Goal of the exercise
In the entries that follow, find each line with the word "structured" and copy it.
[[ Task input open ]]
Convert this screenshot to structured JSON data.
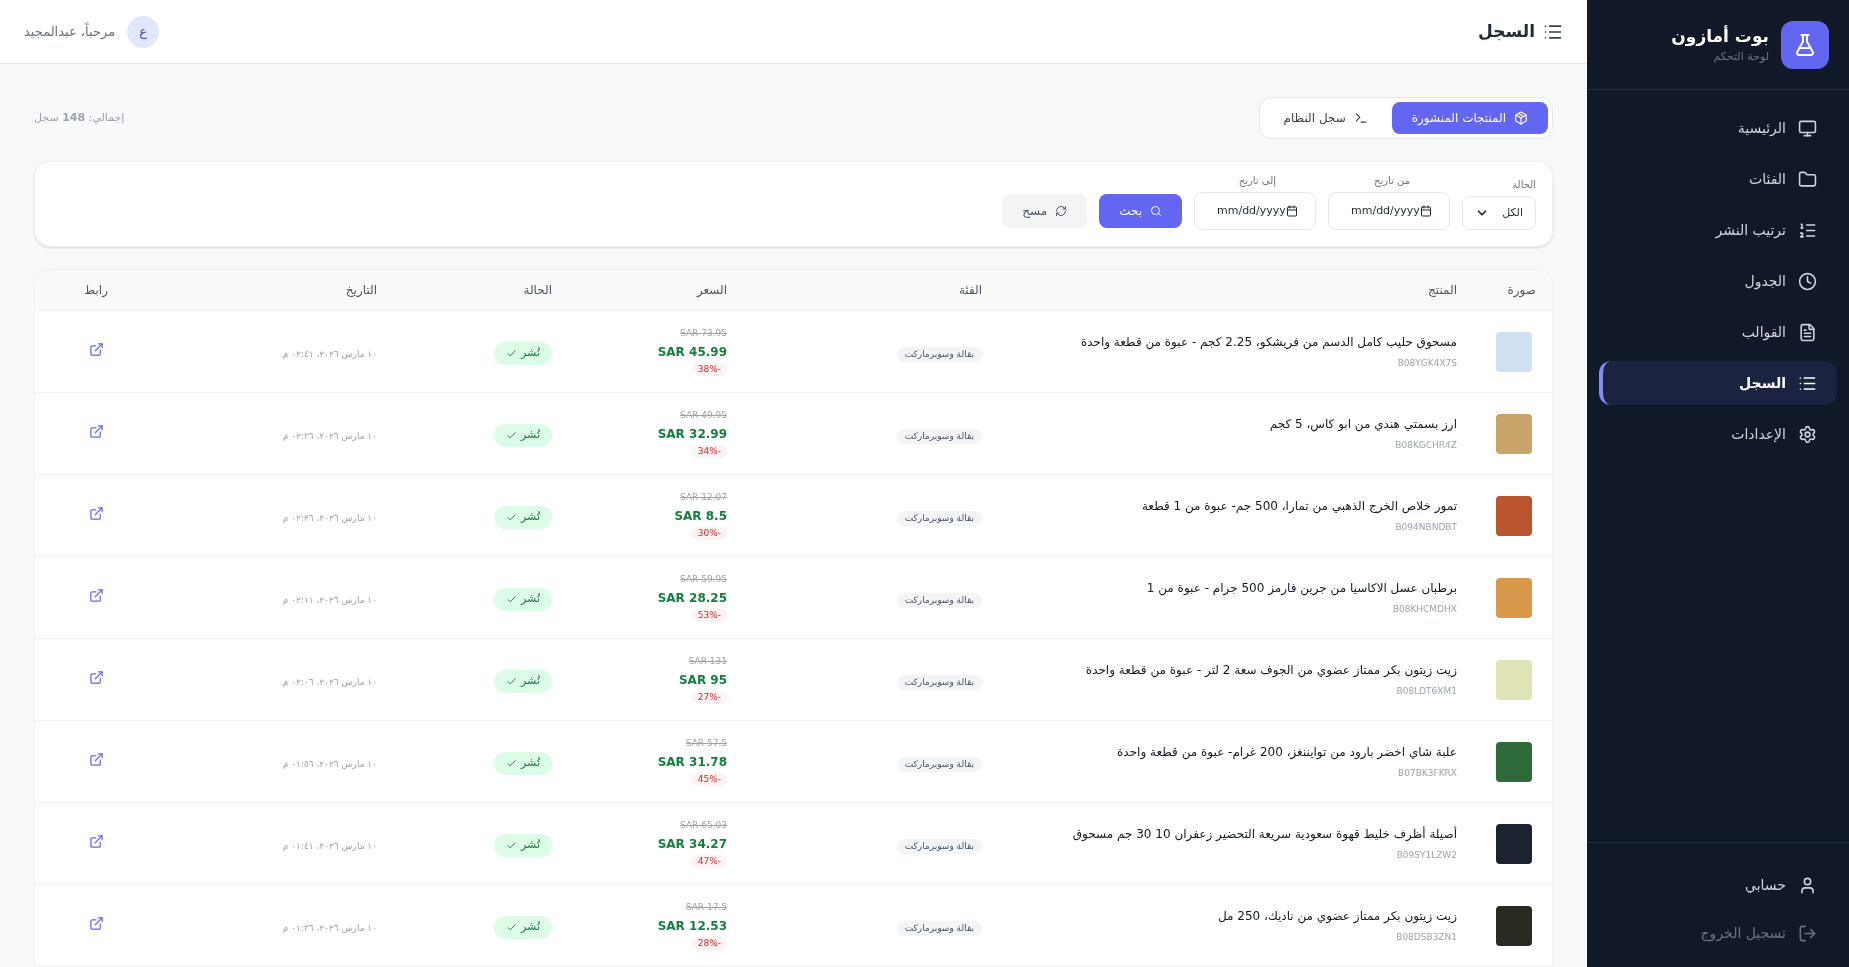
{
  "sidebar": {
    "brand": {
      "title": "بوت أمازون",
      "subtitle": "لوحة التحكم"
    },
    "items": [
      {
        "label": "الرئيسية",
        "selected": false
      },
      {
        "label": "الفئات",
        "selected": false
      },
      {
        "label": "ترتيب النشر",
        "selected": false
      },
      {
        "label": "الجدول",
        "selected": false
      },
      {
        "label": "القوالب",
        "selected": false
      },
      {
        "label": "السجل",
        "selected": true
      },
      {
        "label": "الإعدادات",
        "selected": false
      }
    ],
    "footer_items": [
      {
        "label": "حسابي"
      },
      {
        "label": "تسجيل الخروج"
      }
    ]
  },
  "header": {
    "title": "السجل",
    "avatar_initial": "ع",
    "greeting": "مرحباً، عبدالمجيد"
  },
  "tabs": [
    {
      "label": "المنتجات المنشورة",
      "selected": true
    },
    {
      "label": "سجل النظام",
      "selected": false
    }
  ],
  "total": "إجمالي: **148** سجل",
  "filters": {
    "status": {
      "label": "الحالة",
      "value": "الكل"
    },
    "from_date": {
      "label": "من تاريخ",
      "placeholder": "mm/dd/yyyy"
    },
    "to_date": {
      "label": "إلى تاريخ",
      "placeholder": "mm/dd/yyyy"
    },
    "search_button": "بحث",
    "reset_button": "مسح"
  },
  "table": {
    "columns": [
      "صورة",
      "المنتج",
      "الفئة",
      "السعر",
      "الحالة",
      "التاريخ",
      "رابط"
    ],
    "rows": [
      {
        "product": "مسحوق حليب كامل الدسم من فريشكو، 2.25 كجم - عبوة من قطعة واحدة",
        "asin": "B08YGK4X7S",
        "category": "بقالة وسوبرماركت",
        "old_price": "SAR 73.95",
        "price": "SAR 45.99",
        "discount": "38%-",
        "status": "نُشر",
        "date": "١٠ مارس ٢٠٢٦، ٠٢:٤١ م"
      },
      {
        "product": "ارز بسمتي هندي من ابو كاس، 5 كجم",
        "asin": "B08KGCHR4Z",
        "category": "بقالة وسوبرماركت",
        "old_price": "SAR 49.95",
        "price": "SAR 32.99",
        "discount": "34%-",
        "status": "نُشر",
        "date": "١٠ مارس ٢٠٢٦، ٠٢:٣٦ م"
      },
      {
        "product": "تمور خلاص الخرج الذهبي من تمارا، 500 جم- عبوة من 1 قطعة",
        "asin": "B094NBNDBT",
        "category": "بقالة وسوبرماركت",
        "old_price": "SAR 12.07",
        "price": "SAR 8.5",
        "discount": "30%-",
        "status": "نُشر",
        "date": "١٠ مارس ٢٠٢٦، ٠٢:٢٦ م"
      },
      {
        "product": "برطبان عسل الاكاسيا من جرين فارمز 500 جرام - عبوة من 1",
        "asin": "B08KHCMDHX",
        "category": "بقالة وسوبرماركت",
        "old_price": "SAR 59.95",
        "price": "SAR 28.25",
        "discount": "53%-",
        "status": "نُشر",
        "date": "١٠ مارس ٢٠٢٦، ٠٢:١١ م"
      },
      {
        "product": "زيت زيتون بكر ممتاز عضوي من الجوف سعة 2 لتر - عبوة من قطعة واحدة",
        "asin": "B08LDT6XM1",
        "category": "بقالة وسوبرماركت",
        "old_price": "SAR 131",
        "price": "SAR 95",
        "discount": "27%-",
        "status": "نُشر",
        "date": "١٠ مارس ٢٠٢٦، ٠٢:٠٦ م"
      },
      {
        "product": "علبة شاي اخضر بارود من توايننغز، 200 غرام- عبوة من قطعة واحدة",
        "asin": "B07BK3FKRX",
        "category": "بقالة وسوبرماركت",
        "old_price": "SAR 57.5",
        "price": "SAR 31.78",
        "discount": "45%-",
        "status": "نُشر",
        "date": "١٠ مارس ٢٠٢٦، ٠١:٥٦ م"
      },
      {
        "product": "أصيلة أظرف خليط قهوة سعودية سريعة التحضير زعفران 10 30 جم مسحوق",
        "asin": "B09SY1LZW2",
        "category": "بقالة وسوبرماركت",
        "old_price": "SAR 65.03",
        "price": "SAR 34.27",
        "discount": "47%-",
        "status": "نُشر",
        "date": "١٠ مارس ٢٠٢٦، ٠١:٤١ م"
      },
      {
        "product": "زيت زيتون بكر ممتاز عضوي من ناديك، 250 مل",
        "asin": "B08DSB3ZN1",
        "category": "بقالة وسوبرماركت",
        "old_price": "SAR 17.5",
        "price": "SAR 12.53",
        "discount": "28%-",
        "status": "نُشر",
        "date": "١٠ مارس ٢٠٢٦، ٠١:٣٦ م"
      }
    ]
  }
}
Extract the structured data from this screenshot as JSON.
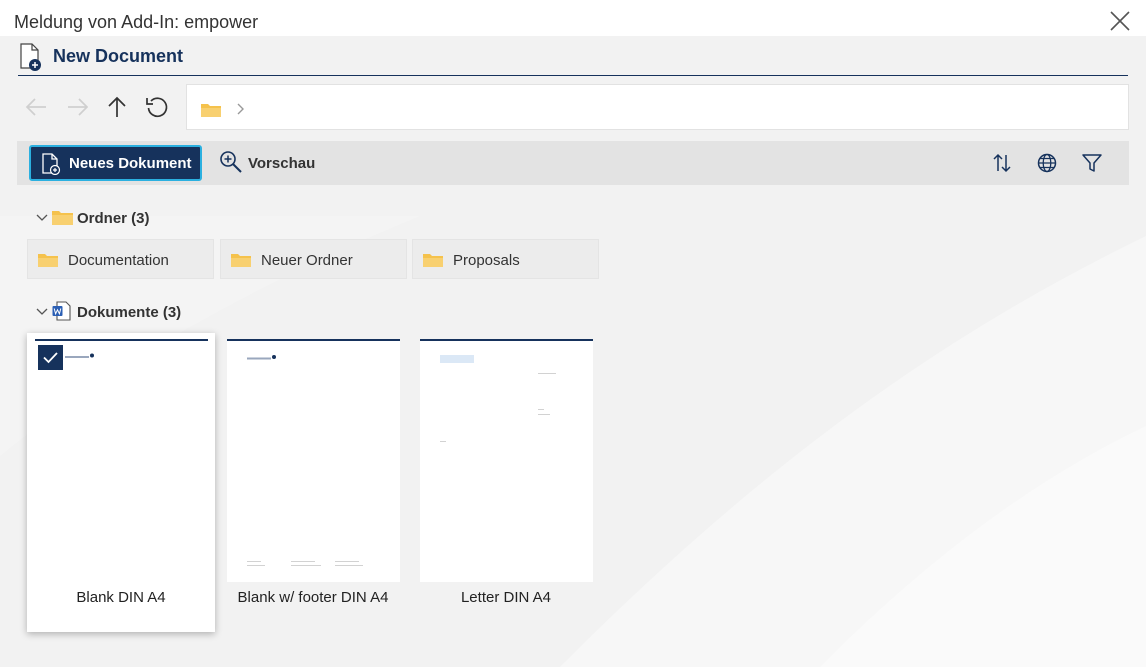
{
  "dialog": {
    "title": "Meldung von Add-In: empower"
  },
  "app": {
    "title": "New Document"
  },
  "toolbar": {
    "new_document_label": "Neues Dokument",
    "preview_label": "Vorschau"
  },
  "folders": {
    "header": "Ordner (3)",
    "items": [
      {
        "label": "Documentation"
      },
      {
        "label": "Neuer Ordner"
      },
      {
        "label": "Proposals"
      }
    ]
  },
  "documents": {
    "header": "Dokumente (3)",
    "items": [
      {
        "label": "Blank DIN A4",
        "selected": true
      },
      {
        "label": "Blank w/ footer DIN A4",
        "selected": false
      },
      {
        "label": "Letter DIN A4",
        "selected": false
      }
    ]
  },
  "colors": {
    "brand": "#16325c",
    "accent_border": "#2bb0e0",
    "folder": "#f5c24c",
    "toolbar_bg": "#e3e3e3",
    "panel_bg": "#f2f2f2"
  },
  "icons": {
    "close": "close-icon",
    "app": "new-document-icon",
    "back": "arrow-left-icon",
    "forward": "arrow-right-icon",
    "up": "arrow-up-icon",
    "refresh": "refresh-icon",
    "folder": "folder-icon",
    "sort": "sort-icon",
    "language": "globe-icon",
    "filter": "filter-icon",
    "word": "word-document-icon",
    "preview": "zoom-in-icon",
    "checkbox": "checkmark-icon"
  }
}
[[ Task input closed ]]
Result of this task
Convert this screenshot to structured JSON data.
Extract the structured data from this screenshot as JSON.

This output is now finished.